Records shown:

+---+

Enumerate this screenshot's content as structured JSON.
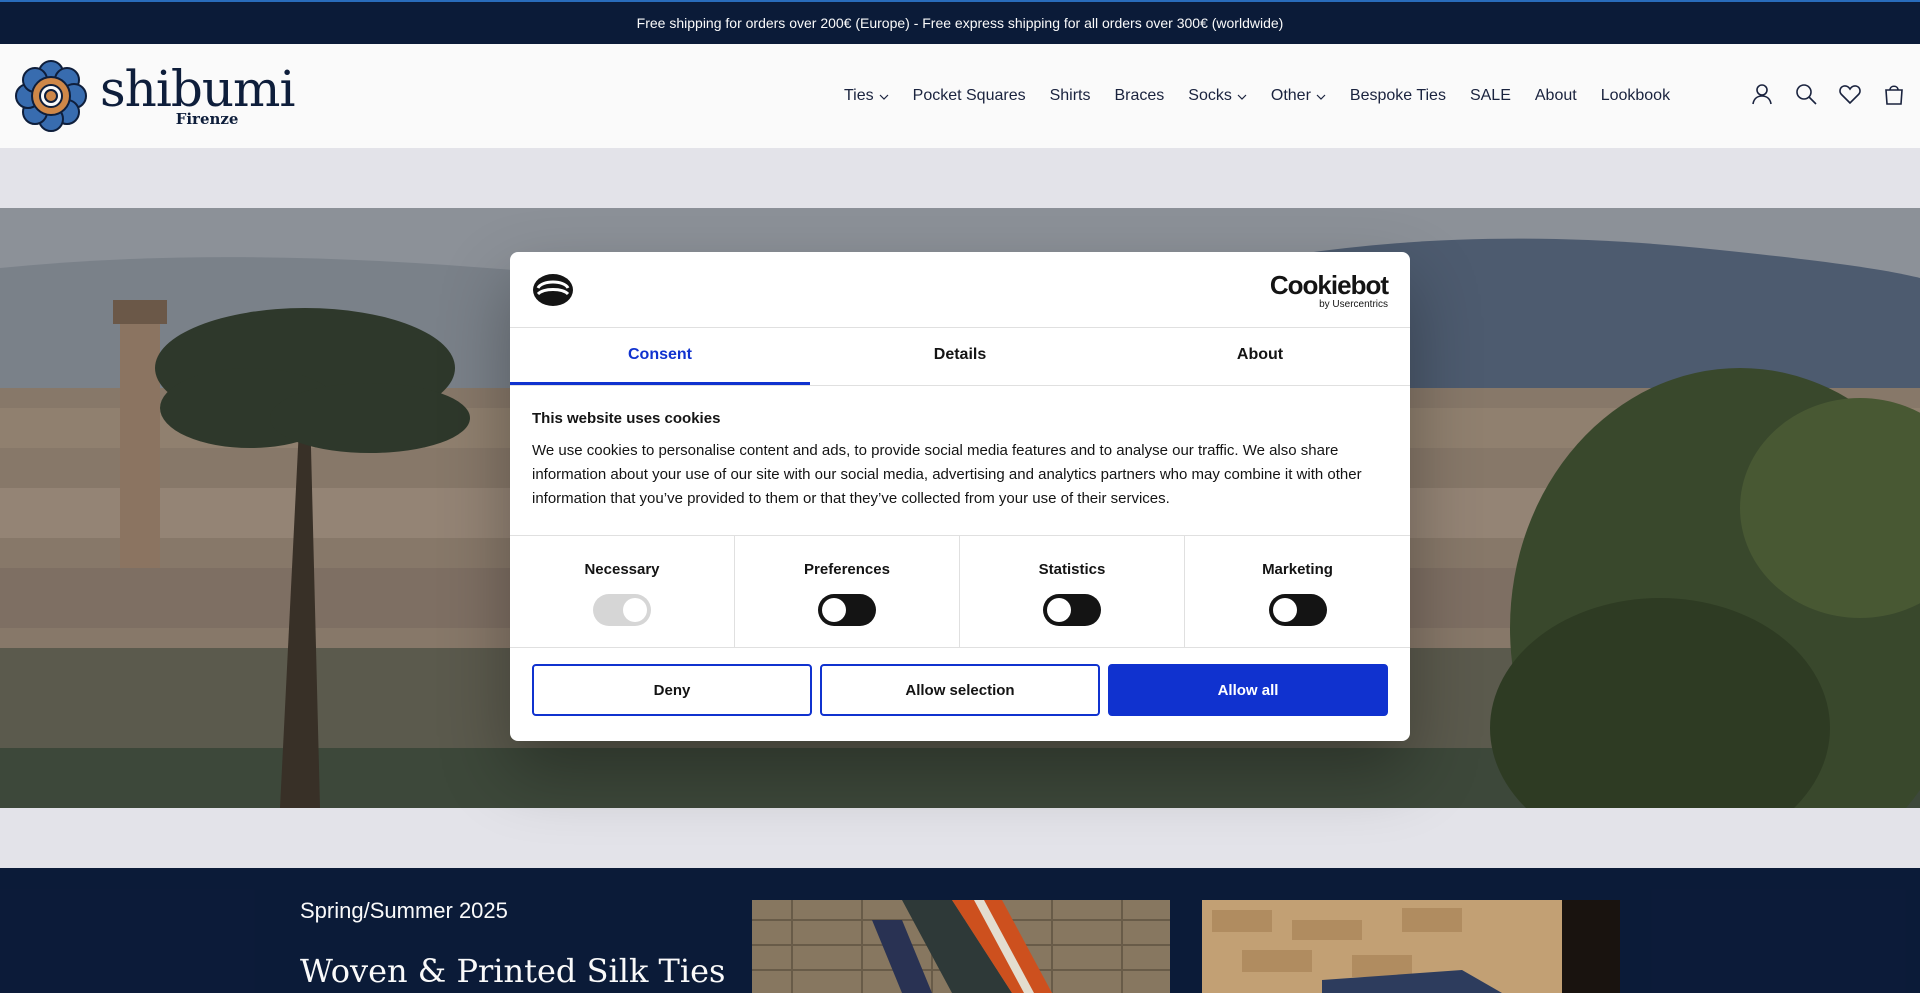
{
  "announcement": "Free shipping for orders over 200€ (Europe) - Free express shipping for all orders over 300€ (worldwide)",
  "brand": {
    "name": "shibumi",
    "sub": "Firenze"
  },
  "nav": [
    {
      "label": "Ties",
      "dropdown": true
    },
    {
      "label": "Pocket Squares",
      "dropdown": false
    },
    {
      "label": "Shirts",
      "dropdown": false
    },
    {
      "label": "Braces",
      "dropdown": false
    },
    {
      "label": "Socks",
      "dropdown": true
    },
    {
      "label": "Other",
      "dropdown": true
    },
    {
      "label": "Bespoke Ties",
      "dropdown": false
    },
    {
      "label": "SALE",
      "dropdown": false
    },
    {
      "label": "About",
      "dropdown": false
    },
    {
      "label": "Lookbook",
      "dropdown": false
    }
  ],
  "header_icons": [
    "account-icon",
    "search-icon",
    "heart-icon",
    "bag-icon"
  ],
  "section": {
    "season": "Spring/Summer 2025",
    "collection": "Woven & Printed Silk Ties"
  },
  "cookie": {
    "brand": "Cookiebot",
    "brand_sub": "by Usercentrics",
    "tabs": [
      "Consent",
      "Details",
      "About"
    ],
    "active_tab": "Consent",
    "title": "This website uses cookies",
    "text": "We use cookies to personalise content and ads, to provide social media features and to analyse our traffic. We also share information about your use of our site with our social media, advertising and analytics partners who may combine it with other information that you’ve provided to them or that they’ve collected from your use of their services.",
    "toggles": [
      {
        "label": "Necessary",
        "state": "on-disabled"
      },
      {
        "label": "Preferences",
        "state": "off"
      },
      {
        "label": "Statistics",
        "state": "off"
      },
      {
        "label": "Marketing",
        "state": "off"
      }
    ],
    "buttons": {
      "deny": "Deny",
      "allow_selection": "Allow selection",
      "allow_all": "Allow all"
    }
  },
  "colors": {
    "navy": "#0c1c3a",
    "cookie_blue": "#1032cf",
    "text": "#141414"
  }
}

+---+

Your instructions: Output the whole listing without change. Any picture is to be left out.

Task output:
Enumerate this screenshot's content as structured JSON.
{
  "announcement": "Free shipping for orders over 200€ (Europe) - Free express shipping for all orders over 300€ (worldwide)",
  "brand": {
    "name": "shibumi",
    "sub": "Firenze"
  },
  "nav": [
    {
      "label": "Ties",
      "dropdown": true
    },
    {
      "label": "Pocket Squares",
      "dropdown": false
    },
    {
      "label": "Shirts",
      "dropdown": false
    },
    {
      "label": "Braces",
      "dropdown": false
    },
    {
      "label": "Socks",
      "dropdown": true
    },
    {
      "label": "Other",
      "dropdown": true
    },
    {
      "label": "Bespoke Ties",
      "dropdown": false
    },
    {
      "label": "SALE",
      "dropdown": false
    },
    {
      "label": "About",
      "dropdown": false
    },
    {
      "label": "Lookbook",
      "dropdown": false
    }
  ],
  "header_icons": [
    "account-icon",
    "search-icon",
    "heart-icon",
    "bag-icon"
  ],
  "section": {
    "season": "Spring/Summer 2025",
    "collection": "Woven & Printed Silk Ties"
  },
  "cookie": {
    "brand": "Cookiebot",
    "brand_sub": "by Usercentrics",
    "tabs": [
      "Consent",
      "Details",
      "About"
    ],
    "active_tab": "Consent",
    "title": "This website uses cookies",
    "text": "We use cookies to personalise content and ads, to provide social media features and to analyse our traffic. We also share information about your use of our site with our social media, advertising and analytics partners who may combine it with other information that you’ve provided to them or that they’ve collected from your use of their services.",
    "toggles": [
      {
        "label": "Necessary",
        "state": "on-disabled"
      },
      {
        "label": "Preferences",
        "state": "off"
      },
      {
        "label": "Statistics",
        "state": "off"
      },
      {
        "label": "Marketing",
        "state": "off"
      }
    ],
    "buttons": {
      "deny": "Deny",
      "allow_selection": "Allow selection",
      "allow_all": "Allow all"
    }
  },
  "colors": {
    "navy": "#0c1c3a",
    "cookie_blue": "#1032cf",
    "text": "#141414"
  }
}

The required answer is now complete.